Al Basile's poems have style, joy, and - above all - verve. Sometimes they unfold with the lyric expansiveness of great jazz solos. Sometimes they shine as beautifully jeweled miniatures. What a pleasure to read a book of poems with such unabashed energy.
Al Basile's playful ease with the pentameter line bespeaks a sensibility trained in the subtleties of musical rhythm and voice. Turn almost anywhere in this rich collection from five decades and you'll find "an instinct for the game, and more."
R. S. Gwynn

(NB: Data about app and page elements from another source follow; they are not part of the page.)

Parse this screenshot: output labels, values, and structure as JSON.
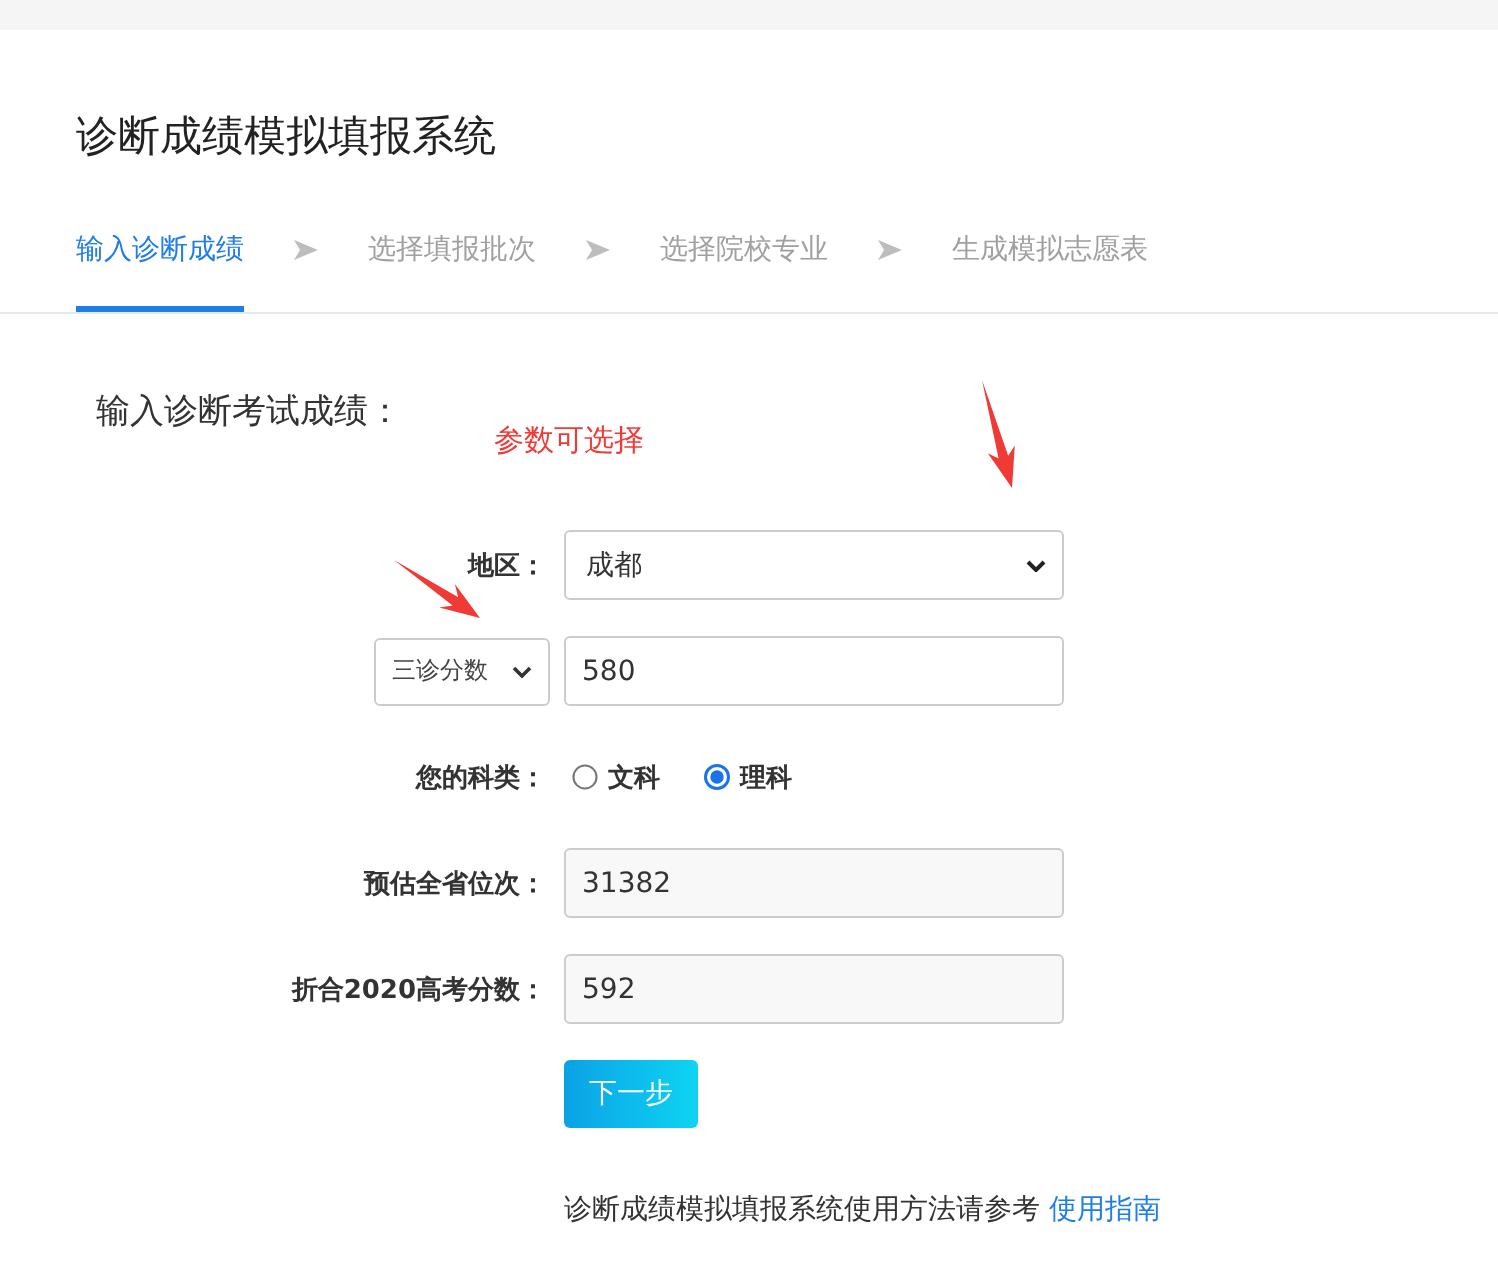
{
  "page_title": "诊断成绩模拟填报系统",
  "steps": [
    {
      "label": "输入诊断成绩",
      "selected": true
    },
    {
      "label": "选择填报批次",
      "selected": false
    },
    {
      "label": "选择院校专业",
      "selected": false
    },
    {
      "label": "生成模拟志愿表",
      "selected": false
    }
  ],
  "section_heading": "输入诊断考试成绩：",
  "annotation": "参数可选择",
  "form_rows": [
    {
      "kind": "select",
      "label": "地区：",
      "value": "成都"
    },
    {
      "kind": "score",
      "picker": "三诊分数",
      "value": "580"
    },
    {
      "kind": "radio",
      "label": "您的科类：",
      "options": [
        {
          "label": "文科",
          "selected": false
        },
        {
          "label": "理科",
          "selected": true
        }
      ]
    },
    {
      "kind": "readonly",
      "label": "预估全省位次：",
      "value": "31382"
    },
    {
      "kind": "readonly",
      "label": "折合2020高考分数：",
      "value": "592"
    }
  ],
  "next_button": "下一步",
  "footer": {
    "text": "诊断成绩模拟填报系统使用方法请参考",
    "link": "使用指南"
  }
}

While A Lit House harbors some nicely turned sonnets, Al Basile’s characteristic form is the blank verse essay, which he manages with entertaining ease. Whether writing about music or baseball, childhood friends or the frail and aging Jorge Luis Borges, he trains a fresh and sympathetic eye on his subject. “We love it when the ring of truth is strange,” he says, and this observation could almost serve as a motto for his poems, for they repeatedly arrest us with both their stable truths and their appealing surprises.